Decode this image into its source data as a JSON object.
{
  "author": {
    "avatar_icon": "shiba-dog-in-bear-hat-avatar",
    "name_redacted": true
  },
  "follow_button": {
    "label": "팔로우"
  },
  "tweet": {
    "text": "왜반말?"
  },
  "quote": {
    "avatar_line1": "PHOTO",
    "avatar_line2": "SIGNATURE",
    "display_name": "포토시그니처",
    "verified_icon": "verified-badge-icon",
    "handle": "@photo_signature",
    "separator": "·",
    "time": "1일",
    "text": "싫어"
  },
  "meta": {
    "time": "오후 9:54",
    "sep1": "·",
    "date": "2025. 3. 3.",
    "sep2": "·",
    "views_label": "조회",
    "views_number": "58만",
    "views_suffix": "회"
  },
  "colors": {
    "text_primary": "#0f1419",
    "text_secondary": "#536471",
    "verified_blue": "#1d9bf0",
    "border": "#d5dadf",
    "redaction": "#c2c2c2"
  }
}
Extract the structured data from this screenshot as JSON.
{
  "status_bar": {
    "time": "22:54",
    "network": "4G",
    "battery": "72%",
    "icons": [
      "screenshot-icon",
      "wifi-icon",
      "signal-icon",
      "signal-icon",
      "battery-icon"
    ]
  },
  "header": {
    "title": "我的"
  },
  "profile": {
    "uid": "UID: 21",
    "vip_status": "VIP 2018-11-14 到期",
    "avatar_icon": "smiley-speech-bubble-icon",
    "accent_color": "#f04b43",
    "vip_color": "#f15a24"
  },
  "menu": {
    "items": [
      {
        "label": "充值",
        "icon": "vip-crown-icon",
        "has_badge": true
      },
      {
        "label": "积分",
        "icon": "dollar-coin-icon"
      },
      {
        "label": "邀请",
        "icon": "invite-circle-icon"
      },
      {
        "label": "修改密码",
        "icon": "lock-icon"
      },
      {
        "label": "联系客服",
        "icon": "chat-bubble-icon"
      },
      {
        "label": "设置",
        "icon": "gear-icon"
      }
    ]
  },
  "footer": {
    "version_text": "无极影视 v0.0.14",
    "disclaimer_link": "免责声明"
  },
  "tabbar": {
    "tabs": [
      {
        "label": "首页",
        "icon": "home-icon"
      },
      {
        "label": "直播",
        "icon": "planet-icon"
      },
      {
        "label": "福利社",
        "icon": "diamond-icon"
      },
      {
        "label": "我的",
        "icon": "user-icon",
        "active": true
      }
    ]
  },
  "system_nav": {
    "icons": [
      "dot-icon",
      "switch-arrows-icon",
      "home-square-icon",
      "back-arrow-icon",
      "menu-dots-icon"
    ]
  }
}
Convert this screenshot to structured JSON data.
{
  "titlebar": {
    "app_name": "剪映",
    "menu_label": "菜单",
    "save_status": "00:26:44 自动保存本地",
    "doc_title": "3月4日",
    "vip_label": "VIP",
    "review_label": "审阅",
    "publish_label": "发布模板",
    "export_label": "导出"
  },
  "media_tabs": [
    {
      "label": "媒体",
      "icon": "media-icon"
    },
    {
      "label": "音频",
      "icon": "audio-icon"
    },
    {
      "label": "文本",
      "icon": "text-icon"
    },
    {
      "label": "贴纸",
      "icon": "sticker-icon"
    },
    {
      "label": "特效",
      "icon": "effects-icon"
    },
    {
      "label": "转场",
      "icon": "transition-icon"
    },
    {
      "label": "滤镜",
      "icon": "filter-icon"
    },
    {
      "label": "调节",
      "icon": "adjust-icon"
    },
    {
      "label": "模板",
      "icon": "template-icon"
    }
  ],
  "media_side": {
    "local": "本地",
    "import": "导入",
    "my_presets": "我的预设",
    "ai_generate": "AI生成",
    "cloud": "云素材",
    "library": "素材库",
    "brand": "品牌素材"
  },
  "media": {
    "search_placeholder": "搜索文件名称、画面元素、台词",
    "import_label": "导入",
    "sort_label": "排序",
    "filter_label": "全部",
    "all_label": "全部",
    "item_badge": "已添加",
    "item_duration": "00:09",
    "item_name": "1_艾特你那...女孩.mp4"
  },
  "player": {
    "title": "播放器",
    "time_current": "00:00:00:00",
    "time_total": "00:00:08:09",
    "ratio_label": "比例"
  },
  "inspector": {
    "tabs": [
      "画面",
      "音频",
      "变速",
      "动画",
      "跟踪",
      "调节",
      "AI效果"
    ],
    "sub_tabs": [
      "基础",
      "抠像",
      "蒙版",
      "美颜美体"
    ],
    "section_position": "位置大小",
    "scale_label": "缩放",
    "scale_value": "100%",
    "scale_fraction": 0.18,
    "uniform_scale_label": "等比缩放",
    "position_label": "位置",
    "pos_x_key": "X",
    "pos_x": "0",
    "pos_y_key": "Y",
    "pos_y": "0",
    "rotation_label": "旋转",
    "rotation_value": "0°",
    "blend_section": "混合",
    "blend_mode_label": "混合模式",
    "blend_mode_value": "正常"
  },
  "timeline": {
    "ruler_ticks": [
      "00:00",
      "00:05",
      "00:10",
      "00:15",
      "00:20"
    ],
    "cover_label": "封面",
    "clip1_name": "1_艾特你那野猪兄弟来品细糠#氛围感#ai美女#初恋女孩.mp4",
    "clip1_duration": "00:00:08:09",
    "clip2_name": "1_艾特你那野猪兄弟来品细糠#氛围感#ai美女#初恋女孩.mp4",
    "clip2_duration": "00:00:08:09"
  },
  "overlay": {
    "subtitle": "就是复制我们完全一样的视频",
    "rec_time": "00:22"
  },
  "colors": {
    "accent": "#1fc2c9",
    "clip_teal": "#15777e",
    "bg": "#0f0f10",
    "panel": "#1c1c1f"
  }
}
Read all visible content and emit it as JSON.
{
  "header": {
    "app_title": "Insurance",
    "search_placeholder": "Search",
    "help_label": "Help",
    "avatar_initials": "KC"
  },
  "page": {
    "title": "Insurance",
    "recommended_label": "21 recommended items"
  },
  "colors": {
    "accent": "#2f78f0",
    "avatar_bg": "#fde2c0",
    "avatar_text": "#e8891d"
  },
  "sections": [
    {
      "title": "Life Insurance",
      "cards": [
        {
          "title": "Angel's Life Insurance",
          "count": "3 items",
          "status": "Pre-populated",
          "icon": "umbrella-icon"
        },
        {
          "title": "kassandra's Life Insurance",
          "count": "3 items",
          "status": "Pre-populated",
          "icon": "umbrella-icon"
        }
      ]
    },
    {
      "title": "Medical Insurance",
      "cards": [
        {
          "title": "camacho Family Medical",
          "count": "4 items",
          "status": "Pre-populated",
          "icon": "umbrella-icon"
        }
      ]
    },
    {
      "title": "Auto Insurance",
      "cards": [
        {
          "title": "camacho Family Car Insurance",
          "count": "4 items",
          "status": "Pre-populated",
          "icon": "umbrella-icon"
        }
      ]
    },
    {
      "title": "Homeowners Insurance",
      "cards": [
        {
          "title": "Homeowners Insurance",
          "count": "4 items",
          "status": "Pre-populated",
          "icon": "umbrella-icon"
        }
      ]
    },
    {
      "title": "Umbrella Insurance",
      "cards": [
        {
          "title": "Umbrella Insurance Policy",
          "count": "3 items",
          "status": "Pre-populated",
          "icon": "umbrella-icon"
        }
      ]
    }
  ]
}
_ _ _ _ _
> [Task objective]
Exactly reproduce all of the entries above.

> [Output]
Decode this image into its source data as a JSON object.
{
  "author": {
    "avatar_icon": "shiba-dog-in-bear-hat-avatar",
    "name_redacted": true
  },
  "follow_button": {
    "label": "팔로우"
  },
  "tweet": {
    "text": "왜반말?"
  },
  "quote": {
    "avatar_line1": "PHOTO",
    "avatar_line2": "SIGNATURE",
    "display_name": "포토시그니처",
    "verified_icon": "verified-badge-icon",
    "handle": "@photo_signature",
    "separator": "·",
    "time": "1일",
    "text": "싫어"
  },
  "meta": {
    "time": "오후 9:54",
    "sep1": "·",
    "date": "2025. 3. 3.",
    "sep2": "·",
    "views_label": "조회",
    "views_number": "58만",
    "views_suffix": "회"
  },
  "colors": {
    "text_primary": "#0f1419",
    "text_secondary": "#536471",
    "verified_blue": "#1d9bf0",
    "border": "#d5dadf",
    "redaction": "#c2c2c2"
  }
}
Extract the structured data from this screenshot as JSON.
{
  "status_bar": {
    "time": "22:54",
    "network": "4G",
    "battery": "72%",
    "icons": [
      "screenshot-icon",
      "wifi-icon",
      "signal-icon",
      "signal-icon",
      "battery-icon"
    ]
  },
  "header": {
    "title": "我的"
  },
  "profile": {
    "uid": "UID: 21",
    "vip_status": "VIP 2018-11-14 到期",
    "avatar_icon": "smiley-speech-bubble-icon",
    "accent_color": "#f04b43",
    "vip_color": "#f15a24"
  },
  "menu": {
    "items": [
      {
        "label": "充值",
        "icon": "vip-crown-icon",
        "has_badge": true
      },
      {
        "label": "积分",
        "icon": "dollar-coin-icon"
      },
      {
        "label": "邀请",
        "icon": "invite-circle-icon"
      },
      {
        "label": "修改密码",
        "icon": "lock-icon"
      },
      {
        "label": "联系客服",
        "icon": "chat-bubble-icon"
      },
      {
        "label": "设置",
        "icon": "gear-icon"
      }
    ]
  },
  "footer": {
    "version_text": "无极影视 v0.0.14",
    "disclaimer_link": "免责声明"
  },
  "tabbar": {
    "tabs": [
      {
        "label": "首页",
        "icon": "home-icon"
      },
      {
        "label": "直播",
        "icon": "planet-icon"
      },
      {
        "label": "福利社",
        "icon": "diamond-icon"
      },
      {
        "label": "我的",
        "icon": "user-icon",
        "active": true
      }
    ]
  },
  "system_nav": {
    "icons": [
      "dot-icon",
      "switch-arrows-icon",
      "home-square-icon",
      "back-arrow-icon",
      "menu-dots-icon"
    ]
  }
}
Convert this screenshot to structured JSON data.
{
  "titlebar": {
    "app_name": "剪映",
    "menu_label": "菜单",
    "save_status": "00:26:44 自动保存本地",
    "doc_title": "3月4日",
    "vip_label": "VIP",
    "review_label": "审阅",
    "publish_label": "发布模板",
    "export_label": "导出"
  },
  "media_tabs": [
    {
      "label": "媒体",
      "icon": "media-icon"
    },
    {
      "label": "音频",
      "icon": "audio-icon"
    },
    {
      "label": "文本",
      "icon": "text-icon"
    },
    {
      "label": "贴纸",
      "icon": "sticker-icon"
    },
    {
      "label": "特效",
      "icon": "effects-icon"
    },
    {
      "label": "转场",
      "icon": "transition-icon"
    },
    {
      "label": "滤镜",
      "icon": "filter-icon"
    },
    {
      "label": "调节",
      "icon": "adjust-icon"
    },
    {
      "label": "模板",
      "icon": "template-icon"
    }
  ],
  "media_side": {
    "local": "本地",
    "import": "导入",
    "my_presets": "我的预设",
    "ai_generate": "AI生成",
    "cloud": "云素材",
    "library": "素材库",
    "brand": "品牌素材"
  },
  "media": {
    "search_placeholder": "搜索文件名称、画面元素、台词",
    "import_label": "导入",
    "sort_label": "排序",
    "filter_label": "全部",
    "all_label": "全部",
    "item_badge": "已添加",
    "item_duration": "00:09",
    "item_name": "1_艾特你那...女孩.mp4"
  },
  "player": {
    "title": "播放器",
    "time_current": "00:00:00:00",
    "time_total": "00:00:08:09",
    "ratio_label": "比例"
  },
  "inspector": {
    "tabs": [
      "画面",
      "音频",
      "变速",
      "动画",
      "跟踪",
      "调节",
      "AI效果"
    ],
    "sub_tabs": [
      "基础",
      "抠像",
      "蒙版",
      "美颜美体"
    ],
    "section_position": "位置大小",
    "scale_label": "缩放",
    "scale_value": "100%",
    "scale_fraction": 0.18,
    "uniform_scale_label": "等比缩放",
    "position_label": "位置",
    "pos_x_key": "X",
    "pos_x": "0",
    "pos_y_key": "Y",
    "pos_y": "0",
    "rotation_label": "旋转",
    "rotation_value": "0°",
    "blend_section": "混合",
    "blend_mode_label": "混合模式",
    "blend_mode_value": "正常"
  },
  "timeline": {
    "ruler_ticks": [
      "00:00",
      "00:05",
      "00:10",
      "00:15",
      "00:20"
    ],
    "cover_label": "封面",
    "clip1_name": "1_艾特你那野猪兄弟来品细糠#氛围感#ai美女#初恋女孩.mp4",
    "clip1_duration": "00:00:08:09",
    "clip2_name": "1_艾特你那野猪兄弟来品细糠#氛围感#ai美女#初恋女孩.mp4",
    "clip2_duration": "00:00:08:09"
  },
  "overlay": {
    "subtitle": "就是复制我们完全一样的视频",
    "rec_time": "00:22"
  },
  "colors": {
    "accent": "#1fc2c9",
    "clip_teal": "#15777e",
    "bg": "#0f0f10",
    "panel": "#1c1c1f"
  }
}
Read all visible content and emit it as JSON.
{
  "header": {
    "app_title": "Insurance",
    "search_placeholder": "Search",
    "help_label": "Help",
    "avatar_initials": "KC"
  },
  "page": {
    "title": "Insurance",
    "recommended_label": "21 recommended items"
  },
  "colors": {
    "accent": "#2f78f0",
    "avatar_bg": "#fde2c0",
    "avatar_text": "#e8891d"
  },
  "sections": [
    {
      "title": "Life Insurance",
      "cards": [
        {
          "title": "Angel's Life Insurance",
          "count": "3 items",
          "status": "Pre-populated",
          "icon": "umbrella-icon"
        },
        {
          "title": "kassandra's Life Insurance",
          "count": "3 items",
          "status": "Pre-populated",
          "icon": "umbrella-icon"
        }
      ]
    },
    {
      "title": "Medical Insurance",
      "cards": [
        {
          "title": "camacho Family Medical",
          "count": "4 items",
          "status": "Pre-populated",
          "icon": "umbrella-icon"
        }
      ]
    },
    {
      "title": "Auto Insurance",
      "cards": [
        {
          "title": "camacho Family Car Insurance",
          "count": "4 items",
          "status": "Pre-populated",
          "icon": "umbrella-icon"
        }
      ]
    },
    {
      "title": "Homeowners Insurance",
      "cards": [
        {
          "title": "Homeowners Insurance",
          "count": "4 items",
          "status": "Pre-populated",
          "icon": "umbrella-icon"
        }
      ]
    },
    {
      "title": "Umbrella Insurance",
      "cards": [
        {
          "title": "Umbrella Insurance Policy",
          "count": "3 items",
          "status": "Pre-populated",
          "icon": "umbrella-icon"
        }
      ]
    }
  ]
}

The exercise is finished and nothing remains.